A prospective client, thirty years my junior, contacted me about financing for a marina with a lot of unique challenges. Based on the preliminary information provided, I told him that likely I could do a 65% LTV loan for him and if the moon and the stars aligned perfectly, maybe a 70% LTV. “That’s all you can get me,” he said? He was confident that he could find a lender who would allow a second behind their first deed of trust so that he would only have to put 5 or possibly 10% down with the seller financing the difference. That’s when I cringed.
I told him I knew of no conventional lender that would knowingly allow him to have a second mortgage on the property. Our conversation came quickly to a close with him thinking that his vast real estate experience of 5+ years trumped my 35+ years in the commercial real estate financing business. When confronted with a know-it-all tell them the truth and when he leaves in a huff count yourself lucky you didn’t waste your time working on his deal.

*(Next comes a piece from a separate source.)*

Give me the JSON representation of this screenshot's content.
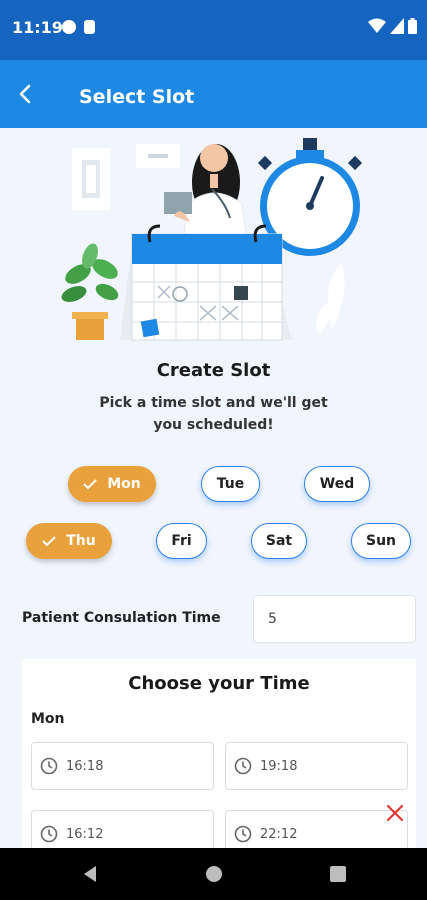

A former client contacted me about financing three properties he had under contract. He would need about $5 million in financing. As the weeks progressed the three properties unexpectedly narrowed down to one property needing a loan of about $1 million. So instead of eventually receiving a nice sized commission the fee for my services would be very modest. Over the years I’ve learned I work just as hard for a small commission as you do for a large one, but I get paid a whole lot less. So I rarely do loans below $2 million because the commission is too small for the time spent.
But because he was a previous client of mine I willingly went to work finding the best possible loan for him. The property had significant issues making it difficult to find financing. I contacted a dozen lenders and found three that provided letters of interest. The lender he chose came with a ¼ point loan fee and my client required that I subtract this fee from my already meager loan fee. Wow! Talk about not appreciating what I had done for him! After thinking about my alternatives, I decided a small fee for my services was better than no fee, but I promised myself I will never do business with this guy again.
Don’t ignore the cringe factor
At this point in my career I rarely ignore the cringe factor. But when I do, I almost always live to regret it. The best way to fix a problem, in this case a bad client, is not to have one to begin with. Learn to listen to that little voice inside that tells you not to become involved with a bad client. A wise man once said about the cringe factor: “A prudent man sees danger and takes refuge, but the simple keep going and suffer for it.”
How about you? How have you handled bad clients? Or have they gotten the better of you?